→ DATA SUPPLIED:

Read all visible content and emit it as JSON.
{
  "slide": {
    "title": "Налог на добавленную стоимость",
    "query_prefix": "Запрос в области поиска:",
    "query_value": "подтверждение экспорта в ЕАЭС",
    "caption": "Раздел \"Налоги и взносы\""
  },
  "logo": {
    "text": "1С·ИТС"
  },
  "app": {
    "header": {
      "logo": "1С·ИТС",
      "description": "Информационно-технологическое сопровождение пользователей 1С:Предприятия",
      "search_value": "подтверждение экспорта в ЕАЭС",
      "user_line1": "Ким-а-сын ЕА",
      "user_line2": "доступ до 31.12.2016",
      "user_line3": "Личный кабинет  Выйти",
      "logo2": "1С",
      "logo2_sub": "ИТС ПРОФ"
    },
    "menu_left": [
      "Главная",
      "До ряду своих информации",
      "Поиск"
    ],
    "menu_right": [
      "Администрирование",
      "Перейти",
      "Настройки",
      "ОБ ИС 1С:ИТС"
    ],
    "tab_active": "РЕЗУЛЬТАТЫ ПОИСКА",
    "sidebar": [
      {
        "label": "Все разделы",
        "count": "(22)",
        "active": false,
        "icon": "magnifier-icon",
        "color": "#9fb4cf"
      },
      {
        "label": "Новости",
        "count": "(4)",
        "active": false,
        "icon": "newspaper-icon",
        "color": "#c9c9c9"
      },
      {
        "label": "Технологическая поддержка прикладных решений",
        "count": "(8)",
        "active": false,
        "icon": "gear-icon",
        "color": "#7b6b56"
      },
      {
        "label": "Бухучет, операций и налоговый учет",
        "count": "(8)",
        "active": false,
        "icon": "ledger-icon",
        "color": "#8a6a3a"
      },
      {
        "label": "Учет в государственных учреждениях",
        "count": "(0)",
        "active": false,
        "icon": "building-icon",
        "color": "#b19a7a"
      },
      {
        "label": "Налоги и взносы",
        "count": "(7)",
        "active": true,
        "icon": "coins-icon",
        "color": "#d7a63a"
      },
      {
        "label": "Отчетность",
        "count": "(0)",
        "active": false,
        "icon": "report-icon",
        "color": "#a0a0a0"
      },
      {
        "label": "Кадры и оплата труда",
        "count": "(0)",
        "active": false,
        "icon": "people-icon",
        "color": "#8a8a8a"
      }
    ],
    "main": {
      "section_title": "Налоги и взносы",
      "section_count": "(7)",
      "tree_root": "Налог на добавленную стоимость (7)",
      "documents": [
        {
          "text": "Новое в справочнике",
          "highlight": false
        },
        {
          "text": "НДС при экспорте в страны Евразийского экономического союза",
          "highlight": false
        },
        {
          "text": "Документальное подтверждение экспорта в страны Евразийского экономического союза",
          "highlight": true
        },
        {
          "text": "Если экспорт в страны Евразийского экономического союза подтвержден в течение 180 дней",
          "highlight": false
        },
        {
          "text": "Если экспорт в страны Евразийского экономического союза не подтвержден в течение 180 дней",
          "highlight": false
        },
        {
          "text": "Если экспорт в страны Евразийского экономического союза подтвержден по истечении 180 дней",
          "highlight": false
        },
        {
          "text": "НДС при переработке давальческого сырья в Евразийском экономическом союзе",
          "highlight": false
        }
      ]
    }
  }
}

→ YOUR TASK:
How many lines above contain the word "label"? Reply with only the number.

→ OUTPUT:
8